■ **Data shown**:

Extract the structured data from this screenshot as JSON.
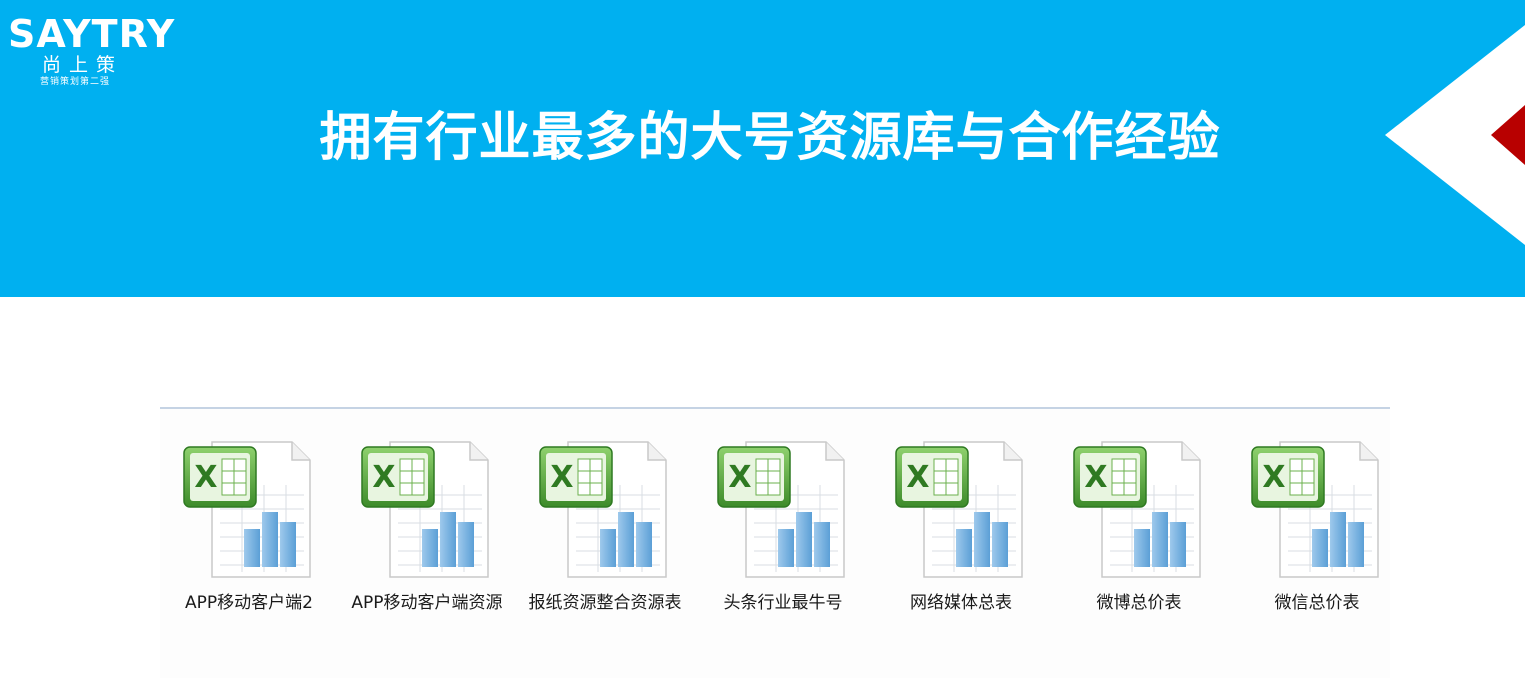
{
  "logo": {
    "brand": "SAYTRY",
    "cn": "尚上策",
    "sub": "营销策划第二强"
  },
  "title": "拥有行业最多的大号资源库与合作经验",
  "colors": {
    "banner": "#00b0f0",
    "accent_red": "#b80000"
  },
  "files": [
    {
      "label": "APP移动客户端2",
      "icon": "excel-file-icon"
    },
    {
      "label": "APP移动客户端资源",
      "icon": "excel-file-icon"
    },
    {
      "label": "报纸资源整合资源表",
      "icon": "excel-file-icon"
    },
    {
      "label": "头条行业最牛号",
      "icon": "excel-file-icon"
    },
    {
      "label": "网络媒体总表",
      "icon": "excel-file-icon"
    },
    {
      "label": "微博总价表",
      "icon": "excel-file-icon"
    },
    {
      "label": "微信总价表",
      "icon": "excel-file-icon"
    }
  ]
}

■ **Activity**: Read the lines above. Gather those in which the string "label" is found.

■ **Output for this task**:
      "label": "APP移动客户端2",
      "label": "APP移动客户端资源",
      "label": "报纸资源整合资源表",
      "label": "头条行业最牛号",
      "label": "网络媒体总表",
      "label": "微博总价表",
      "label": "微信总价表",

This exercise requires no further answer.